As veterinary science advances at a clip that rivals human medicine, animals in aquariums and zoos are living not just healthier but also longer lives. Australian lungfish Granddad, shown above in 1933, celebrated his 80th anniversary at Shedd earlier this year. Along with being Shedd’s oldest animal, he’s also the oldest fish in any public zoological facility in the world. But is he a senior or is he just middle-aged? Like 60 is the new 40 for a lot of people, several of Shedd’s longevity-busters are in their prime, thanks to excellent care—and, of course, good genes.
20 posts categorized "Animals: Birds"
November 07, 2013
May 31, 2013

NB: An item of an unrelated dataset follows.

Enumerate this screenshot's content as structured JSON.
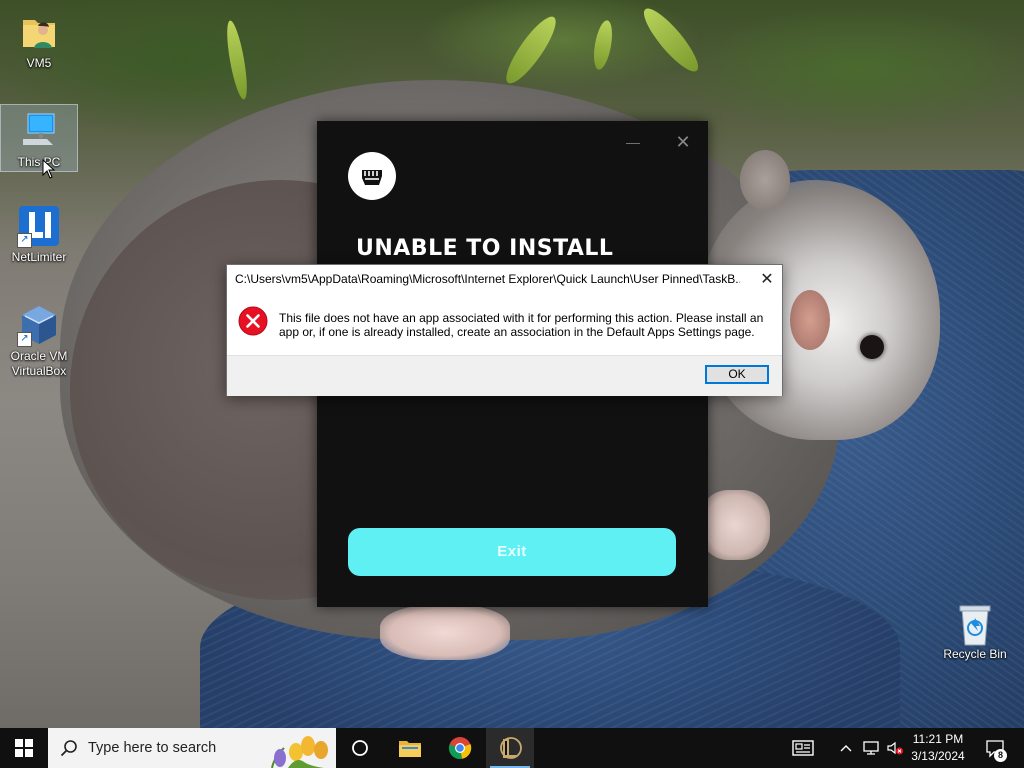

Although the weather this month hasn’t always been seasonal, May is Garden for Wildlife Month. As summer finally approaches at the end of the month, however, it’ll soon be the perfect time to take a stroll along Lake Michigan—and the lush gardens that wrap around Shedd’s exterior. You won’t be the only visitor: If you look closely, you’ll notice that the carefully planted gardens surrounding Shedd serve as a welcome sign to birds and insects of all kinds.
May 11, 2013
To celebrate International Migratory Bird Day—today!—we’re going to look at one of the most conspicuous migratory species that you’ll see on Shedd’s grounds. From its high-pitched trill to a flash of red on black to the surprising thunk on the back of your head, the red-winged blackbird is hard to ignore.
March 26, 2013
October 08, 2012
September 10, 2012
If you’ve called recently about booking an encounter with one of our Magellanic penguins, you know that the birds are molting. We suspend the penguin encounters during this two- to three-week period while the birds refeather.
For penguins, molting is an annual process during which they completely replace their plumage. (Some bird species have a second either partial or complete molt during the year.)
“The Magellanics look like shorn sheep,” says Lana Vanagasem, Shedd's supervisor of sea otters and penguins, shown above leading a penguin encounter. The birds probably feel like it, too. She speculates that the sensation of the new feathers emerging from the follicles in the skin is itchy. “They definitely can be irritable during molt,” she says.
March 24, 2011
I’ve always had a fascination with penguins, ever since I was a child. However, never in my wildest dreams did I actually think I’d meet a penguin. Then, one day, I sat on a small bench surrounded by strangers (who would quickly become friends based on this amazing shared experience) and there in front of me stood 407. At just under 2 years old, 407 is a juvenile Magellanic penguin and one of the many penguins that are a part of the encounter program at Shedd. This extraordinary experience, similarly to Shedd’s Beluga Encounter and Trainer for a Day programs, allow guests to get a close-up, behind-the-scenes experience - not just for entertainment, but an amazing opportunity to learn more about these beautiful animals.
May 04, 2010
April 15, 2010
It’s April 15, and you know what that means… it’s time to put nesting rocks in the penguin habitat! Thanks to a nutritious diet, a realistic landscape and exhibit lights that are timed to replicate seasonal changes in day length, the rockhopper penguins are going into mating mode. Each year around April 15, we begin scattering smooth river rocks, small enough to fit in a cupped hand or a penguin’s mouth, throughout the rocky exhibit. Pretty soon the males are picking them up and waddling them over to prime nesting real estate. One male has actually staked out two nest sites. Another, who has been stealing rocks from his neighbors, has constructed a nest in the center of the habitat. We’ve also put out twigs to encourage the two mated pairs of Magellanic penguins. This species nests under shrubs or in shallow sand burrows. The trainers say, however, that these birds are still pretty new to the habitat and may not feel settled in enough to breed this year. Meanwhile, the rockhoppers have decided that the twigs add a nice touch—or maybe feel—to their nests. While the birds are totally serious about this—and even more territorial than usual—it’s a lot of fun to watch. Visit soon!
March 19, 2010
In early March, my boss, Michelle Jost, arrived at work wearing a huge smile. She heard a red-winged blackbird trilling nearby; that call meant spring! But to other Shedd staffers, that call meant "duck!" The red-wings that reside in Shedd’s gardens are notoriously protective of their nests. If you’ve ever had a blackbird dive-bomb your head, you know why we keep a wary eye toward the sky at this time of year.
To birders like me, however, the blackbird call signifies an exciting time of year: The great spring bird migration has begun!